Figure 3: Number of employments by broad industry group (2021)

Data source: ONS - Business Register and Employment Survey 2021

  • The proportion of employees employed in 'manufacturing' is also higher than nationally (13.6% compared to 7.5% nationally).  
  • In contrast, the proportions employed in ‘financial and insurance’, ‘professional, scientific and technical’, ‘transport & storage ‘ and ‘business administration & support services’ are lower than nationally.
  • In 2021 15% of employees in Herefordshire worked in the public sector (BRES data): a slightly lower proportion than nationally and regionally (both 17%).  13% of employments were in the public sector, compared to 17% nationally and regionally.  

Job density

Key points:

  • Job density is a measure of labour demand in an area.  It shows the supply of jobs relative to the size of the working-age population (16-64).  A higher job density can be suggestive of a high proportion of people being employed locally, or (less likely in the case of Herefordshire) large numbers commuting into an area to work.
  • In 2021 (the latest available year), job density in Herefordshire (0.98) was at its highest level since data became available in 2001 and was higher than in both the West Midlands region (0.81) and England (0.86). Job density in Herefordshire has shown as increasing trend since 2014.

Figure 4: Annual job density 2000 to 2021

Data source: ONS

(1) The BRES survey collects employment information from UK businesses across each site that they operate. Due to the survey’s large sample size (approximately 85,000 businesses), BRES is able to produce good quality estimates for detailed breakdowns by industry and geography. The employment data in BRES represents the number of employees added to the number of working owners (for example, sole proprietors and partners). However, BRES does not cover very small businesses that are not VAT or Pay-As-You-Earn (PAYE) registered. These businesses account for only a small part of the overall economy, but it accounts for the difference between the BRES UK estimate of employment and the estimate from the ONS (Office for National Statistics) workforce jobs series. For total employment figures, other ONS sources such as workforce jobs (regional) and the Annual Population Survey (sub-regional) can provide fuller coverage of total employment, albeit with a less detailed industrial breakdown.  The figures include businesses registered for PAYE but not for VAT, so are not continuous with BRES datasets for years prior to 2015. Also please noted that the current figures include farm agriculture which was excluded in previous years. The revised figures for 2016 and 2015 are included in this update.

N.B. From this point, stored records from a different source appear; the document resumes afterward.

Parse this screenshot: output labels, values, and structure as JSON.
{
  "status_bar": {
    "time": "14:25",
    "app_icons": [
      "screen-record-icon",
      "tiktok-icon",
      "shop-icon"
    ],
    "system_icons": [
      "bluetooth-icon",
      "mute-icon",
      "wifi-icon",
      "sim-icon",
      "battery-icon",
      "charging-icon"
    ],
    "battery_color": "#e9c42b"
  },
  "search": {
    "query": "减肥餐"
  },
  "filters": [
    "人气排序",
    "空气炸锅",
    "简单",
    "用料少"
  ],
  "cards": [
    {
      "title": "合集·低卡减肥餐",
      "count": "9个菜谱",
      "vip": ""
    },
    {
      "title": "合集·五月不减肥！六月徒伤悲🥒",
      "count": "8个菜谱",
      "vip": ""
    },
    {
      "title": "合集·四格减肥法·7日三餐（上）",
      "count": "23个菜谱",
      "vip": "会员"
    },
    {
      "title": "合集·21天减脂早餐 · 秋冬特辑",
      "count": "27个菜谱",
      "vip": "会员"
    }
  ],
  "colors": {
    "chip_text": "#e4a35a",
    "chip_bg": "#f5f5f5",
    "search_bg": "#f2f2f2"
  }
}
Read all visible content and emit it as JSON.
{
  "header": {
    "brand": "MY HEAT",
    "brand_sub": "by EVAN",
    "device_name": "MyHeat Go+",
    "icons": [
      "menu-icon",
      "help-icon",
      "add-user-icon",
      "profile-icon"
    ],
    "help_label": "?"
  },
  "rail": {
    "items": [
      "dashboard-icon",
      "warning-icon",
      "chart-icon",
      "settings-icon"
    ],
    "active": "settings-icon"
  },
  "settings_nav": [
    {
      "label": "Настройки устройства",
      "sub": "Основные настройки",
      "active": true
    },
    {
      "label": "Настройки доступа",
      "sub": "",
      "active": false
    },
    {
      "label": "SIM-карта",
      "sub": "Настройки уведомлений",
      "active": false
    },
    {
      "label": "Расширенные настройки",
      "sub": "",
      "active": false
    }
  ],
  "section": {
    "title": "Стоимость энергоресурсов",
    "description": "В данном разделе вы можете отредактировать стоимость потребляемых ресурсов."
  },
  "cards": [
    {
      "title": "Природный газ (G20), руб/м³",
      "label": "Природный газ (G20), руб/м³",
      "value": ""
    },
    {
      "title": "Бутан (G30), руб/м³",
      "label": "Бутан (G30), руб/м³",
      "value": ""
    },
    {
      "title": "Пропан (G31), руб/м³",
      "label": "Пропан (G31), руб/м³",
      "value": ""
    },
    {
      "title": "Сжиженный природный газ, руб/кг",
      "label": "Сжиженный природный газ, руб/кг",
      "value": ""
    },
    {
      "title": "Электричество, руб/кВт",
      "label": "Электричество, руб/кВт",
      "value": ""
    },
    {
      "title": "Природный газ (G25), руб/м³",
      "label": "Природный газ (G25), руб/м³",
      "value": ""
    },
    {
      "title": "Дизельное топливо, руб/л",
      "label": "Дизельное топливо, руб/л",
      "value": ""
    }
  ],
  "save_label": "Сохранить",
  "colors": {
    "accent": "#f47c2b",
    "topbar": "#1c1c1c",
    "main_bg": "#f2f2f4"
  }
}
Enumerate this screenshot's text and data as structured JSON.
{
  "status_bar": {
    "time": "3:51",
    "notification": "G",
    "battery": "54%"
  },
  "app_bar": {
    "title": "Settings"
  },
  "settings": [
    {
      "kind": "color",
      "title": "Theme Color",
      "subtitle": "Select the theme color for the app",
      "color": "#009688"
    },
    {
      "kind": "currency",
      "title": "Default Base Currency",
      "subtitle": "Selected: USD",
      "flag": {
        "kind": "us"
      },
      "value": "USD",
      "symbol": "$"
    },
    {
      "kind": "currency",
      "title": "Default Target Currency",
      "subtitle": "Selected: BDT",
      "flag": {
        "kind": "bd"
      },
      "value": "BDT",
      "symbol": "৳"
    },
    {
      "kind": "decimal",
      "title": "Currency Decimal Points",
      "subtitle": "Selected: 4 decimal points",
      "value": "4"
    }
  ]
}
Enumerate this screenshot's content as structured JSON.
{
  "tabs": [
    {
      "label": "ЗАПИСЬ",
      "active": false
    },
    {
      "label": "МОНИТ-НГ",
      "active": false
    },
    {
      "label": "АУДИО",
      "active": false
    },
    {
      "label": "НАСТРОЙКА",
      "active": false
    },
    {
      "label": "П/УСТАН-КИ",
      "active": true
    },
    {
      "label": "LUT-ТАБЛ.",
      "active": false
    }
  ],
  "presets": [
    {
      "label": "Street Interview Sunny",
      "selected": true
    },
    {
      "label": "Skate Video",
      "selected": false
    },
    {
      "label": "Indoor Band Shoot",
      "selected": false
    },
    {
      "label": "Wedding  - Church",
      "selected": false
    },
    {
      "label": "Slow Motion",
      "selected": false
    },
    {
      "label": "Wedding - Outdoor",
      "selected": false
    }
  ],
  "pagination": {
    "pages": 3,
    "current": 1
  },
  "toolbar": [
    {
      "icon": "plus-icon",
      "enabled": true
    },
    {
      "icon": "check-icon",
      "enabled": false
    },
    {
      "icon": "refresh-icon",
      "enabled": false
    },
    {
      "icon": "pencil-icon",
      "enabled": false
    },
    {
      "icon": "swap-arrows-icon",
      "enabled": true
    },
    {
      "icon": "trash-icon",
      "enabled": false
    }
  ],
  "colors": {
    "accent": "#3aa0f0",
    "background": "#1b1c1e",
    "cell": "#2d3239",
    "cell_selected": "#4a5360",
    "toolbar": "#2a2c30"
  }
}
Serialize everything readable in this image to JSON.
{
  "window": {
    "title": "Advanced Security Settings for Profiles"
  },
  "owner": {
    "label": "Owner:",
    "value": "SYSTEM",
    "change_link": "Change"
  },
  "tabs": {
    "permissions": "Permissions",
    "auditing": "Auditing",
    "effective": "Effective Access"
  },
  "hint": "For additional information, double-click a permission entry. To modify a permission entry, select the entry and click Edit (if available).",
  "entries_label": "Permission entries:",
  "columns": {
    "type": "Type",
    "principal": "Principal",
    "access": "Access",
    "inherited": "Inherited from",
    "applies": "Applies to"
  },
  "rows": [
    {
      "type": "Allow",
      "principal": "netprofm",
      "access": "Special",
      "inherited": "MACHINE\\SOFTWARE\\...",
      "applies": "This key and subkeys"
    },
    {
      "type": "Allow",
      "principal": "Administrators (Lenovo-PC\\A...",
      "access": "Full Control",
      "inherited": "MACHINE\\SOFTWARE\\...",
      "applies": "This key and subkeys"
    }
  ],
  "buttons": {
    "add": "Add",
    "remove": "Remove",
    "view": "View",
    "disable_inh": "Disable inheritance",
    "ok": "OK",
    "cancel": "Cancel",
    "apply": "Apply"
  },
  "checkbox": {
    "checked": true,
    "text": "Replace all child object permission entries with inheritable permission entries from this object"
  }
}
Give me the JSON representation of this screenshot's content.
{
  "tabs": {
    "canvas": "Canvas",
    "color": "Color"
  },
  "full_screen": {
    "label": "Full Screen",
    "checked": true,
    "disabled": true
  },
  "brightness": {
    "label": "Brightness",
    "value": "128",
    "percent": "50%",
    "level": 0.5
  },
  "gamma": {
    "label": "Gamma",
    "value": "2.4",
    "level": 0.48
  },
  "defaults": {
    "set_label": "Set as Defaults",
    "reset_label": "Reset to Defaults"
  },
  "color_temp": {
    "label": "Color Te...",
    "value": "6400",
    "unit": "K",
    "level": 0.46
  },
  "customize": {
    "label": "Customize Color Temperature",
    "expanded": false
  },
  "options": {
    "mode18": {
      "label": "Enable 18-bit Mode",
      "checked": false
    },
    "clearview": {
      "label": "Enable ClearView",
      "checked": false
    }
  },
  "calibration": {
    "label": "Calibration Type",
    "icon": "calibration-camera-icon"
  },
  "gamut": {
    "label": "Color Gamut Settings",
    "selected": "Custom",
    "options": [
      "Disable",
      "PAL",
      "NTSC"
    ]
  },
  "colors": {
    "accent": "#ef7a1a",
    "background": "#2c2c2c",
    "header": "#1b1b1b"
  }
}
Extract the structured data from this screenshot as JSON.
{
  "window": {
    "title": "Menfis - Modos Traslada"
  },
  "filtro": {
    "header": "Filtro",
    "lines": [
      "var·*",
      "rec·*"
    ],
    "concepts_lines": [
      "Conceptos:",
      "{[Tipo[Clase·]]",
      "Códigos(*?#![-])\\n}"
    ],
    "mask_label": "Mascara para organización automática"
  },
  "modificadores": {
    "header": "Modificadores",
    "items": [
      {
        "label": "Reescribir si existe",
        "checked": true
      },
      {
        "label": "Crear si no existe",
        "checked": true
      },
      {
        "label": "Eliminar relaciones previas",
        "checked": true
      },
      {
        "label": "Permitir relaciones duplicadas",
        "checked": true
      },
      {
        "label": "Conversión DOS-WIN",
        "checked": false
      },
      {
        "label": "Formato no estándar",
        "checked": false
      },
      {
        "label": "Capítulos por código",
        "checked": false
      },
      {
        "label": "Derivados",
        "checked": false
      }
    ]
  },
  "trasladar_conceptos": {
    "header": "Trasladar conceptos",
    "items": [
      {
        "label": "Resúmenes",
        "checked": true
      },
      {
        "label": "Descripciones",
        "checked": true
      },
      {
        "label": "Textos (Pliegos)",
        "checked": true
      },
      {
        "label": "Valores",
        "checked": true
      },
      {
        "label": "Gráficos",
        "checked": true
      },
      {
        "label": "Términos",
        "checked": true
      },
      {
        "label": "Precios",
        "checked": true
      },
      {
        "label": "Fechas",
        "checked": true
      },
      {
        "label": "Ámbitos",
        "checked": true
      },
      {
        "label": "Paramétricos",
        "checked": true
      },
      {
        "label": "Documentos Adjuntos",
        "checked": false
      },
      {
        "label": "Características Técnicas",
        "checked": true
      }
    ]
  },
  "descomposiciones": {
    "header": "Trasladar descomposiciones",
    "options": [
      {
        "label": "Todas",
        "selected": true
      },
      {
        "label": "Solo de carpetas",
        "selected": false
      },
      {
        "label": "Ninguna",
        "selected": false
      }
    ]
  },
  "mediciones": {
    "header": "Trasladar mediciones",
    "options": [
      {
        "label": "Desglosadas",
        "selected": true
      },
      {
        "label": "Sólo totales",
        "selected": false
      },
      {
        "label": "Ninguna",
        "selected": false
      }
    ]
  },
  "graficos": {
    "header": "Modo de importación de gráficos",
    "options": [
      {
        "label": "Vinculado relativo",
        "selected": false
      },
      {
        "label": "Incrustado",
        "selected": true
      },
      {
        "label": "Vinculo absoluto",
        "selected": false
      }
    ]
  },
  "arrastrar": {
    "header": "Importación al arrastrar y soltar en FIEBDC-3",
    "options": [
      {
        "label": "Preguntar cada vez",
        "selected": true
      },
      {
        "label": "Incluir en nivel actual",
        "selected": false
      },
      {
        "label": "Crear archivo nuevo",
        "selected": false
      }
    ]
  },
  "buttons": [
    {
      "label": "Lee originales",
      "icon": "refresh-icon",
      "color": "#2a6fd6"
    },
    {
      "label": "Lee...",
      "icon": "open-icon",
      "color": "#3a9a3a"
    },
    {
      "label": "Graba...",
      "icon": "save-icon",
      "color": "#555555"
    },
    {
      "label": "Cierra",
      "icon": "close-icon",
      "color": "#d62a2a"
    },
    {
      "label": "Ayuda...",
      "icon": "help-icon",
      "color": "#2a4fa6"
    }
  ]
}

(2) Job density is the number of jobs in an area relative to the size of the working age population (defined as all people aged 16-64) and is a measure of availability of employment for residents of an area. The total number of jobs is a workplace measure derived from a number of sources including employees (from the Business Register and Employment Survey), numbers of self-employed (from the Annual Population Survey), government-supported trainees (from DfES and DWP), and HM Forces personnel (from MoD).